The essential elements of the crime of rape was sufficiently established in the information the
exact date of birth of AAA (November 3, 1983), her age at the time she was raped, and the proof
that carnal knowledge was committed against the victim.
1) The appellant committed statutory rape in 1994 against AAA, since she was only 11 years
old at that time.
a) The applicable law then is governed by Article 335 of the Revised Penal Code before the
enactment of R.A. No. 8353 or the Anti-Rape Law of 1997.
b) An essential element of the offense is that the victim is under 12 years of age. Having carnal
knowledge with a woman under 12 years of age is considered statutory rape.
c) The offense, being statutory rape, what essentially had to establish was simply the fact of
having sexual intercourse with AAA.
d) Proof of the use of force in committing the sexual act was unnecessary and superfluous.
2) The appellant committed qualified rape in 1998 against AAA, since she was already 15
years old at that time.
a) The applicable law which the offense falls under Paragraph 1 (a) of Article 266-A and 266-B

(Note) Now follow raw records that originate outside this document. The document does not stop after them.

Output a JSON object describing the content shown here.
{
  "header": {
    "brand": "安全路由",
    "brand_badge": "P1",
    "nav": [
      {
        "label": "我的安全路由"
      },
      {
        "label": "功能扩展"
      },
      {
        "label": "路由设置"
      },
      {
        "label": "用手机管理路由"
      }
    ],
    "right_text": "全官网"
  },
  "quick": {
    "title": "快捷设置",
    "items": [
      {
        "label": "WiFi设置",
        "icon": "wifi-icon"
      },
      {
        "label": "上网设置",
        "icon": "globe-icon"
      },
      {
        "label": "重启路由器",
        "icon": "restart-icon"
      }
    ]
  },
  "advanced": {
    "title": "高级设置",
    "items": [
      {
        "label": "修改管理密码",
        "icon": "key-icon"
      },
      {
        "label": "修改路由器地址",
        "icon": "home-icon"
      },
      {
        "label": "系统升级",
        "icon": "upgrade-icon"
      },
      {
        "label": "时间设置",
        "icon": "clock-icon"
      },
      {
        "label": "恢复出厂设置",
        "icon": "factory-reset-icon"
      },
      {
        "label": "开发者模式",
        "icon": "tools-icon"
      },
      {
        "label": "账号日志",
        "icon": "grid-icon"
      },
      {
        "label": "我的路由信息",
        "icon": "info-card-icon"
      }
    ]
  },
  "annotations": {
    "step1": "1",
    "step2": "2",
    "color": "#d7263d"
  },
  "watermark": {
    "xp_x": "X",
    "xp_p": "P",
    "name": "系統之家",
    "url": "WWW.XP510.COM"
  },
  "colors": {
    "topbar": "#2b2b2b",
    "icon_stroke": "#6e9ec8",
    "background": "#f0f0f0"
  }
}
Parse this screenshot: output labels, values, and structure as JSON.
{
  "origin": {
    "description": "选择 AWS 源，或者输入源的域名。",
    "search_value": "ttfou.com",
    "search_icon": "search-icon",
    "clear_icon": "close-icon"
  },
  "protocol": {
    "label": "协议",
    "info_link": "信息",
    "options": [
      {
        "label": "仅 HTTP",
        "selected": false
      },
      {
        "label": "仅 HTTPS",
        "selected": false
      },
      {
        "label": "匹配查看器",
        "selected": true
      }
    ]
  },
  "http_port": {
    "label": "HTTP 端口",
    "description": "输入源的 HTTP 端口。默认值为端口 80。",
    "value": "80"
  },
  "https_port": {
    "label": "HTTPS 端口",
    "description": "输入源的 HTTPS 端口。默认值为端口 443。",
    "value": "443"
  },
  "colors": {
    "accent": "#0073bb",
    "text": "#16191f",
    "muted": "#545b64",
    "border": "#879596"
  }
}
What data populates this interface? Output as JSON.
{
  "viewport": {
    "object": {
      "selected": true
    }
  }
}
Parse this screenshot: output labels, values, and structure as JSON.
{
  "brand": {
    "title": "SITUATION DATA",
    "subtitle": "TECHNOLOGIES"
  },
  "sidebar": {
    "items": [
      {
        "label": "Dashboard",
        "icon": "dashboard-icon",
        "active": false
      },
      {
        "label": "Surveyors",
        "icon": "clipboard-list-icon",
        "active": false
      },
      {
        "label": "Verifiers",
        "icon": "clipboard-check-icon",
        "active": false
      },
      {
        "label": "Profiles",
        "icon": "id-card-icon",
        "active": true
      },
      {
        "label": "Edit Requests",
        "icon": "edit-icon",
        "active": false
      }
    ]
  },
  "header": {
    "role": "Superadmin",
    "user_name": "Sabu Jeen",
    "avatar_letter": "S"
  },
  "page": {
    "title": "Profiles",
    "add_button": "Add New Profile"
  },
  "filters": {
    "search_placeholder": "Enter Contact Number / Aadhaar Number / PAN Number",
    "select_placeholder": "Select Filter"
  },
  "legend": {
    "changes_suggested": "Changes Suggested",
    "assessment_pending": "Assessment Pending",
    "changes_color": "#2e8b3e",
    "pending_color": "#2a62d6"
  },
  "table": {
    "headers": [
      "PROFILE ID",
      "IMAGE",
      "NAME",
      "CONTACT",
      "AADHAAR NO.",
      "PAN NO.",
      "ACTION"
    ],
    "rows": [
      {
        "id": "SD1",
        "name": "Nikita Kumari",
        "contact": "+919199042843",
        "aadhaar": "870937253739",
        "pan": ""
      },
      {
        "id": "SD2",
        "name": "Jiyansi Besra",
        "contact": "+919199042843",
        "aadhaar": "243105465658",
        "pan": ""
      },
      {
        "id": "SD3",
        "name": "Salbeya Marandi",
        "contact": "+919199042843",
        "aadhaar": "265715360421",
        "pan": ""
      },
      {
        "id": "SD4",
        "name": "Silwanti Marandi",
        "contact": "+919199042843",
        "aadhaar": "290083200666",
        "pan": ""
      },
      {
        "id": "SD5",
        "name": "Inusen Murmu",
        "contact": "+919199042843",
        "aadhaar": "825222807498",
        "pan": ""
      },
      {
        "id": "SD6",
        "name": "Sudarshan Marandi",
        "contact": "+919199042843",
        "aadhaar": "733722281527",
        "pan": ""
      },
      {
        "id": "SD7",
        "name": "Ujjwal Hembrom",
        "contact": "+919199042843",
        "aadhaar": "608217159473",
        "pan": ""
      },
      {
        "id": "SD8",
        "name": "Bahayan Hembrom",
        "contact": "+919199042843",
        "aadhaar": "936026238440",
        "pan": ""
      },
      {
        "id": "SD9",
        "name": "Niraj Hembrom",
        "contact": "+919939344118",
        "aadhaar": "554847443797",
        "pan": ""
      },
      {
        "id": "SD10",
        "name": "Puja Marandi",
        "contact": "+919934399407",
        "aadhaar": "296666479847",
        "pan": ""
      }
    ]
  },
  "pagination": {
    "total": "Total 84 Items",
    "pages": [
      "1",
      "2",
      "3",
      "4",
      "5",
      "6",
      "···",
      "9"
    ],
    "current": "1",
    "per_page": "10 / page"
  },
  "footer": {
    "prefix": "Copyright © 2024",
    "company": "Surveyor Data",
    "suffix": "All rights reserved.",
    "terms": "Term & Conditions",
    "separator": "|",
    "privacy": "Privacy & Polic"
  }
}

of the Revised Penal Code, as amended.

b) An essential element of qualified rape is that the carnal knowledge occurred through the use
of force, threat or intimidation. In the present case, the appellant threatened to kill AAA and
his brothers if she refused or tell other people about the incident.
3) The relation that existed between the complainant and the accused/appellant was also
established beyond cavil not only as shown in the birth certificate of AAA but also by the
testimony of both complainant and the accused.
a) The appellant acknowledged that AAA was his daughter.
b) The complainant AAA acknowledged that the person who raped her was her father.
4) The complainant AAAs testimony is corroborated by physical evidence, she having
sustained laceration of the hymen.
5) In both rape cases, the complainant AAA was under 18 years of age at that time. Hence,
the crime of rape was sufficiently proved.
6) The Court of Appeals correctly affirmed the decision of the RTC.
a) The appellate court did not find errors in the decision of the RTC.
b) There was no overlooked, misunderstood, or misapplied fact, circumstance of weight and
substance that would have affected the result of the case.
c) The credibility of the witnesses was established by the RTC. The witnesses were considered
credible because they testified in a categorical, straightforward, spontaneous, frank and
consistent manner.